Power of attorney in Swarthmore, Pennsylvania is a legal setup in which one person (the principal) grants another (the attorney-in-fact) the authority to make legally binding decisions on his or her behalf. This is done for a number of reasons, both personal and business-related, but it is frequently done to permit the attorney-in-fact to make critical decisions for the principal in the event that the principal becomes incapacitated or disabled, and thereby unable to make his or her own decisions.
The principal in a power-of-attorney arrangement is the one who decides the scope of the power that the attorney will be able to wield, and the circumstances under which they can wield it. Generally, you can grant the attorney-in-fact as much or as little decision-making power as you'd like. In every case, however, you should only enter a power-of-attorney arrangement with somebody you trust. The nature of the power you should grant depends heavily on the context, and what your wishes are.
For instance, if you have very particular desires for your end-of-life care, but are worried that you won't be able to express your wishes when the time comes, you can grant someone power of attorney in advance, so they'll be able to ensure that your wishes are carried out, if necessary. You should draft an agreement giving the attorney-in-fact power of attorney only in the event that you truly become incapacitated. Presumably, if you are able to make and express your own medical decisions, you'll want to do it yourself.
In Swarthmore, Pennsylvania, you can find pre-printed power-of-attorney forms in many office supply stores. If the agreement you want to create isn't very complex, these could be a viable and very affordable option. Of course, it never hurts to have a lawyer help.
Types of Power of Attorney Arrangements in Swarthmore, Pennsylvania
In Swarthmore, Pennsylvania, power of attorney can take three general forms. They are as follows:
1. Limited power of attorney - limited power of attorney gives the attorney-in-fact the power to act on your behalf on a single issue, in a single transaction. For instance, if you are purchasing a house in another state, you may wish to grant limited power of attorney to a friend or relative who lives in that state, so they can sign all of the proper documents on your behalf, so you don't have to incur travel expenses. For obvious reasons, you should only grant this authority to someone you trust. Once the transaction is complete, the power of attorney automatically disappears.

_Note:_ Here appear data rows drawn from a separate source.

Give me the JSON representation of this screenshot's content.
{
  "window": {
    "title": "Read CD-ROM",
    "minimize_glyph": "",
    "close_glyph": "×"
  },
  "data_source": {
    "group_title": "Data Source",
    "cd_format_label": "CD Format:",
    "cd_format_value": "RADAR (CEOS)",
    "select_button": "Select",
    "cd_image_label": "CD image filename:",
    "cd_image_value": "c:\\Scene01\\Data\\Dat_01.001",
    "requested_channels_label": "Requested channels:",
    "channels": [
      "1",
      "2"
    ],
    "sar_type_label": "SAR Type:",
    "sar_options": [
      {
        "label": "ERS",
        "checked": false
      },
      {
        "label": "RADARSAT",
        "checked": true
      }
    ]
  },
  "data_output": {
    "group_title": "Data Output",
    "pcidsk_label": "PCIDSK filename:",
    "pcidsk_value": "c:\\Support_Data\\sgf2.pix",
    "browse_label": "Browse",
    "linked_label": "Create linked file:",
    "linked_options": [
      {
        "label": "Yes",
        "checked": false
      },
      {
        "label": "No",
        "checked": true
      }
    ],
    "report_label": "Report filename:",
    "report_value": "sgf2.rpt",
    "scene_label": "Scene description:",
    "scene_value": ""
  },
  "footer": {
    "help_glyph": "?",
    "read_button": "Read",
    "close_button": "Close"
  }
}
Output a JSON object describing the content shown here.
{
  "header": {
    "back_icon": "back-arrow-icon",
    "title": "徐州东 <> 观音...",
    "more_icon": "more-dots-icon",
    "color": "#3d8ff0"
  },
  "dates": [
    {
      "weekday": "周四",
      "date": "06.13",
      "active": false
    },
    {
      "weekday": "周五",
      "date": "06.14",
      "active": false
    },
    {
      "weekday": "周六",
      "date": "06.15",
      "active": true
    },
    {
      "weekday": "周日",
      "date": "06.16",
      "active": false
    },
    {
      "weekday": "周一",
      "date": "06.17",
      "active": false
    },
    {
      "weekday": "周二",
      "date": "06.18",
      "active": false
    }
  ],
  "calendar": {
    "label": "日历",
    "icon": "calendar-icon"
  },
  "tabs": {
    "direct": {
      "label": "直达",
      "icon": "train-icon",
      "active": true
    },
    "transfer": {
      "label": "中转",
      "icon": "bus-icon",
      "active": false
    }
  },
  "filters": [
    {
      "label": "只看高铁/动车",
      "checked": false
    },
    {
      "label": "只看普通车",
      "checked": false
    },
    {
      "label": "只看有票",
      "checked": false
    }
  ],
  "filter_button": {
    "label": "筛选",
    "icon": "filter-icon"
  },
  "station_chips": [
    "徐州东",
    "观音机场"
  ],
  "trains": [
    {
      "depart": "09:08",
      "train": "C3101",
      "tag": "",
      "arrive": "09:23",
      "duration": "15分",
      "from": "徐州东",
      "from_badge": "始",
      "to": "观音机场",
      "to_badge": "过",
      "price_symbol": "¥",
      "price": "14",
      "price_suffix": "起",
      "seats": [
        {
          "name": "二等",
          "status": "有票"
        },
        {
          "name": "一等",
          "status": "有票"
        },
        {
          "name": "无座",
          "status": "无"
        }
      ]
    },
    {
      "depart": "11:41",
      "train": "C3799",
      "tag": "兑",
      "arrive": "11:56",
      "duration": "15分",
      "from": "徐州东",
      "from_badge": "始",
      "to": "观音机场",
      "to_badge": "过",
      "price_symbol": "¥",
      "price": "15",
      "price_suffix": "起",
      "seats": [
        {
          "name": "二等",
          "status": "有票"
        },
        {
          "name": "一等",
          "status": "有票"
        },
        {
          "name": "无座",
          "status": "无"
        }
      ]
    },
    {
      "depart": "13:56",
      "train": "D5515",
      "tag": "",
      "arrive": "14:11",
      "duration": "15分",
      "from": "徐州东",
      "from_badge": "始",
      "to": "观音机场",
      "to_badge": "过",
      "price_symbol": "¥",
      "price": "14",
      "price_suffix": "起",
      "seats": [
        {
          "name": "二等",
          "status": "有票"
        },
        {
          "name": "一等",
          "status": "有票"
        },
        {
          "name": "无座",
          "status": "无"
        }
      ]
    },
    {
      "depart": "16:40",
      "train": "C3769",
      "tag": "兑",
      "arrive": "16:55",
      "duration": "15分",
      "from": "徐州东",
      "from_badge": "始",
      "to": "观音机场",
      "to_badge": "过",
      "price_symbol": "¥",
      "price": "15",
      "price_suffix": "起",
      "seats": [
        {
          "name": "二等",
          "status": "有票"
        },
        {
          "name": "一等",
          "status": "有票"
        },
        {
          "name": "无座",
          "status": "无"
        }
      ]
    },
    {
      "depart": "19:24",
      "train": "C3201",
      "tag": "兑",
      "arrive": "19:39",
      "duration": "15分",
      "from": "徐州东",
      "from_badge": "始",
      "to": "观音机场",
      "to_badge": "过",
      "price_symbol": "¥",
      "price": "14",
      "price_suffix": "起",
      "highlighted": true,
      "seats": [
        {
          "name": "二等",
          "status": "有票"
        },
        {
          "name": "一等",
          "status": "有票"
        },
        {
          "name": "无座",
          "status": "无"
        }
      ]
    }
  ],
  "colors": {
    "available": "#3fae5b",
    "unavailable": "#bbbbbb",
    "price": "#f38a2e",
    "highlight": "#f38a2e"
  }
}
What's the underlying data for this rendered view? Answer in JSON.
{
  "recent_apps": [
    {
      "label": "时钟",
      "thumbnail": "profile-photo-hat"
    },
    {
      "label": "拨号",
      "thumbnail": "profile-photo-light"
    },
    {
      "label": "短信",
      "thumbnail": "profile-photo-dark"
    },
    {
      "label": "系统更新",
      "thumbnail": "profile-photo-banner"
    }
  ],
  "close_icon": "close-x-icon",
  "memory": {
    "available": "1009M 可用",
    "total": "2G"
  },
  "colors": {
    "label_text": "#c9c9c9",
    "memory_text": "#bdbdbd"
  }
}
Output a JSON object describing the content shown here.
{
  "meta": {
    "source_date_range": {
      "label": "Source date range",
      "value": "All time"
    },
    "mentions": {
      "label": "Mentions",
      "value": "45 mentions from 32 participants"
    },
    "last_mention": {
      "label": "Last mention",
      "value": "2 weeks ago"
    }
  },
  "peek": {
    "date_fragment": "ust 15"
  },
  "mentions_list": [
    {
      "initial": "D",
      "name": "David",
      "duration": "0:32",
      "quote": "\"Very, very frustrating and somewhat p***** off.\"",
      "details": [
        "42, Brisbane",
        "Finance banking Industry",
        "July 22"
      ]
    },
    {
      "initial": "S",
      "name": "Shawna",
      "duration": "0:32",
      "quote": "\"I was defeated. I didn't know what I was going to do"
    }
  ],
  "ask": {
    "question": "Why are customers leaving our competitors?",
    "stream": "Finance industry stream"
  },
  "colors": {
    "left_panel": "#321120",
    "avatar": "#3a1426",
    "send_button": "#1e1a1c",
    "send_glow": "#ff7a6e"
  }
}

2. Durable power of attorney - unlike limited power of attorney, this does not automatically expire, and can last as long as the principal wishes. It can also be revoked by the principal. For instance, if you want someone to handle your financial affairs for a time, you can give them the relevant power in your power of attorney agreement, and it will last as long as you want it to. Of course, you should only give such authority to someone you trust.
3. Springing power of attorney - springing power of attorney is much like durable power of attorney, with one key difference: the power only takes effect upon the happening of a specific event. The principal is free to set whatever conditions they like in this arrangement, no matter how outlandish. Of course, in most cases, the setup is much more practical. A typical arrangement grants a close friend or family member to make certain decisions for someone else, but only if that person becomes unable to make them himself.
Can a Swarthmore, Pennsylvania Lawyer Help?
Drafting a power of attorney agreement in Swarthmore, Pennsylvania is not always easy. And even if the arrangement you want to set up is relatively simple, it might still be a good idea to have a lawyer go over it, just to make sure that there are no flaws that might keep it from being implemented.